> [Requirement]
Line for line, return the data exactly, omitting all pictures.

Data records for software interfaces
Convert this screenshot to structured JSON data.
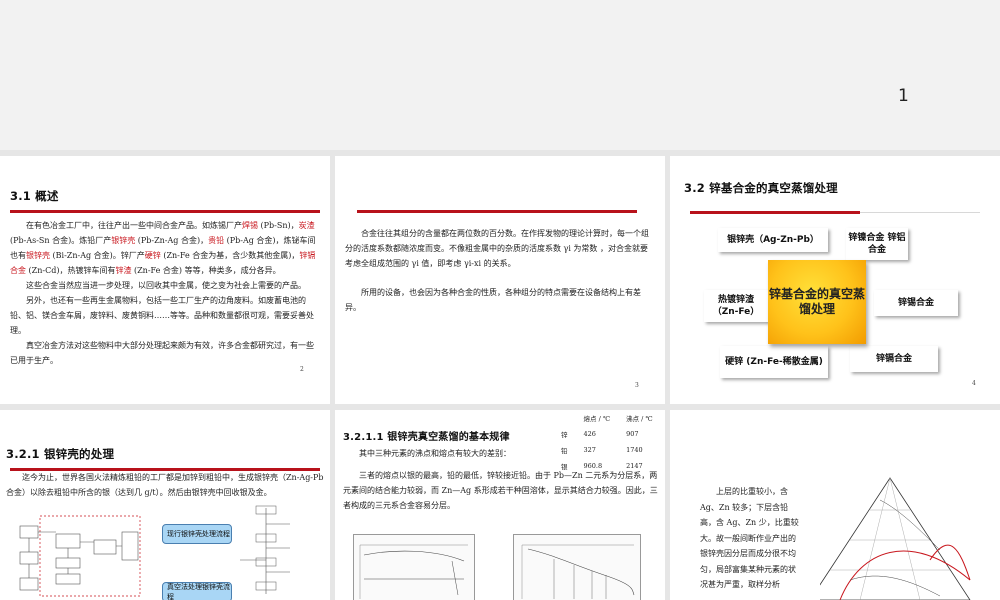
{
  "page_number": "1",
  "slide2": {
    "title": "3.1  概述",
    "p1": [
      "在有色冶金工厂中，往往产出一些中间合金产品。如炼锡厂产",
      "焊锡",
      " (Pb-Sn)，",
      "炭渣",
      " (Pb-As-Sn 合金)。炼铅厂产",
      "银锌壳",
      " (Pb-Zn-Ag 合金)，",
      "贵铅",
      " (Pb-Ag 合金)，炼铋车间也有",
      "银锌壳",
      " (Bi-Zn-Ag 合金)。锌厂产",
      "硬锌",
      " (Zn-Fe 合金为基，含少数其他金属)，",
      "锌镉合金",
      " (Zn-Cd)，热镀锌车间有",
      "锌渣",
      " (Zn-Fe 合金) 等等，种类多，成分各异。"
    ],
    "p2": "这些合金当然应当进一步处理，以回收其中金属，使之变为社会上需要的产品。",
    "p3": "另外，也还有一些再生金属物料，包括一些工厂生产的边角废料。如废蓄电池的铅、铝、镁合金车屑，废锌料、废黄铜料……等等。品种和数量都很可观，需要妥善处理。",
    "p4": "真空冶金方法对这些物料中大部分处理起来颇为有效，许多合金都研究过，有一些已用于生产。",
    "num": "2"
  },
  "slide3": {
    "p1": "合金往往其组分的含量都在两位数的百分数。在作挥发物的理论计算时，每一个组分的活度系数都随浓度而变。不像粗金属中的杂质的活度系数 γi 为常数 ，对合金就要考虑全组成范围的 γi 值，即考虑 γi-xi 的关系。",
    "p2": "所用的设备，也会因为各种合金的性质，各种组分的特点需要在设备结构上有差异。",
    "num": "3"
  },
  "slide4": {
    "title": "3.2  锌基合金的真空蒸馏处理",
    "center": "锌基合金的真空蒸馏处理",
    "boxes": {
      "b1": "银锌壳（Ag-Zn-Pb）",
      "b2": "锌镍合金 锌铝合金",
      "b3": "热镀锌渣 （Zn-Fe）",
      "b4": "锌锡合金",
      "b5": "硬锌 (Zn-Fe-稀散金属)",
      "b6": "锌镉合金"
    },
    "num": "4"
  },
  "slide5": {
    "title": "3.2.1  银锌壳的处理",
    "p1": "迄今为止，世界各国火法精炼粗铅的工厂都是加锌到粗铅中，生成银锌壳（Zn-Ag-Pb 合金）以除去粗铅中所含的银（达到几 g/t）。然后由银锌壳中回收银及金。",
    "btn1": "现行银锌壳处理流程",
    "btn2": "真空法处理银锌壳流程"
  },
  "slide6": {
    "title": "3.2.1.1  银锌壳真空蒸馏的基本规律",
    "intro": "其中三种元素的沸点和熔点有较大的差别：",
    "table": {
      "headers": [
        "",
        "熔点 / ℃",
        "沸点 / ℃"
      ],
      "rows": [
        [
          "锌",
          "426",
          "907"
        ],
        [
          "铅",
          "327",
          "1740"
        ],
        [
          "银",
          "960.8",
          "2147"
        ]
      ]
    },
    "p1": "三者的熔点以银的最高，铅的最低，锌较接近铅。由于 Pb—Zn 二元系为分层系，两元素间的结合能力较弱，而 Zn—Ag 系形成若干种固溶体，显示其结合力较强。因此，三者构成的三元系合金容易分层。"
  },
  "slide7": {
    "text": "上层的比重较小，含 Ag、Zn 较多；下层含铅高，含 Ag、Zn 少，比重较大。故一般间断作业产出的银锌壳因分层而成分很不均匀，局部富集某种元素的状况甚为严重，取样分析"
  }
}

> [Output for this exercise]
Convert this screenshot to structured JSON data.
{
  "page_number": "1",
  "slide2": {
    "title": "3.1  概述",
    "p1": [
      "在有色冶金工厂中，往往产出一些中间合金产品。如炼锡厂产",
      "焊锡",
      " (Pb-Sn)，",
      "炭渣",
      " (Pb-As-Sn 合金)。炼铅厂产",
      "银锌壳",
      " (Pb-Zn-Ag 合金)，",
      "贵铅",
      " (Pb-Ag 合金)，炼铋车间也有",
      "银锌壳",
      " (Bi-Zn-Ag 合金)。锌厂产",
      "硬锌",
      " (Zn-Fe 合金为基，含少数其他金属)，",
      "锌镉合金",
      " (Zn-Cd)，热镀锌车间有",
      "锌渣",
      " (Zn-Fe 合金) 等等，种类多，成分各异。"
    ],
    "p2": "这些合金当然应当进一步处理，以回收其中金属，使之变为社会上需要的产品。",
    "p3": "另外，也还有一些再生金属物料，包括一些工厂生产的边角废料。如废蓄电池的铅、铝、镁合金车屑，废锌料、废黄铜料……等等。品种和数量都很可观，需要妥善处理。",
    "p4": "真空冶金方法对这些物料中大部分处理起来颇为有效，许多合金都研究过，有一些已用于生产。",
    "num": "2"
  },
  "slide3": {
    "p1": "合金往往其组分的含量都在两位数的百分数。在作挥发物的理论计算时，每一个组分的活度系数都随浓度而变。不像粗金属中的杂质的活度系数 γi 为常数 ，对合金就要考虑全组成范围的 γi 值，即考虑 γi-xi 的关系。",
    "p2": "所用的设备，也会因为各种合金的性质，各种组分的特点需要在设备结构上有差异。",
    "num": "3"
  },
  "slide4": {
    "title": "3.2  锌基合金的真空蒸馏处理",
    "center": "锌基合金的真空蒸馏处理",
    "boxes": {
      "b1": "银锌壳（Ag-Zn-Pb）",
      "b2": "锌镍合金 锌铝合金",
      "b3": "热镀锌渣 （Zn-Fe）",
      "b4": "锌锡合金",
      "b5": "硬锌 (Zn-Fe-稀散金属)",
      "b6": "锌镉合金"
    },
    "num": "4"
  },
  "slide5": {
    "title": "3.2.1  银锌壳的处理",
    "p1": "迄今为止，世界各国火法精炼粗铅的工厂都是加锌到粗铅中，生成银锌壳（Zn-Ag-Pb 合金）以除去粗铅中所含的银（达到几 g/t）。然后由银锌壳中回收银及金。",
    "btn1": "现行银锌壳处理流程",
    "btn2": "真空法处理银锌壳流程"
  },
  "slide6": {
    "title": "3.2.1.1  银锌壳真空蒸馏的基本规律",
    "intro": "其中三种元素的沸点和熔点有较大的差别：",
    "table": {
      "headers": [
        "",
        "熔点 / ℃",
        "沸点 / ℃"
      ],
      "rows": [
        [
          "锌",
          "426",
          "907"
        ],
        [
          "铅",
          "327",
          "1740"
        ],
        [
          "银",
          "960.8",
          "2147"
        ]
      ]
    },
    "p1": "三者的熔点以银的最高，铅的最低，锌较接近铅。由于 Pb—Zn 二元系为分层系，两元素间的结合能力较弱，而 Zn—Ag 系形成若干种固溶体，显示其结合力较强。因此，三者构成的三元系合金容易分层。"
  },
  "slide7": {
    "text": "上层的比重较小，含 Ag、Zn 较多；下层含铅高，含 Ag、Zn 少，比重较大。故一般间断作业产出的银锌壳因分层而成分很不均匀，局部富集某种元素的状况甚为严重，取样分析"
  }
}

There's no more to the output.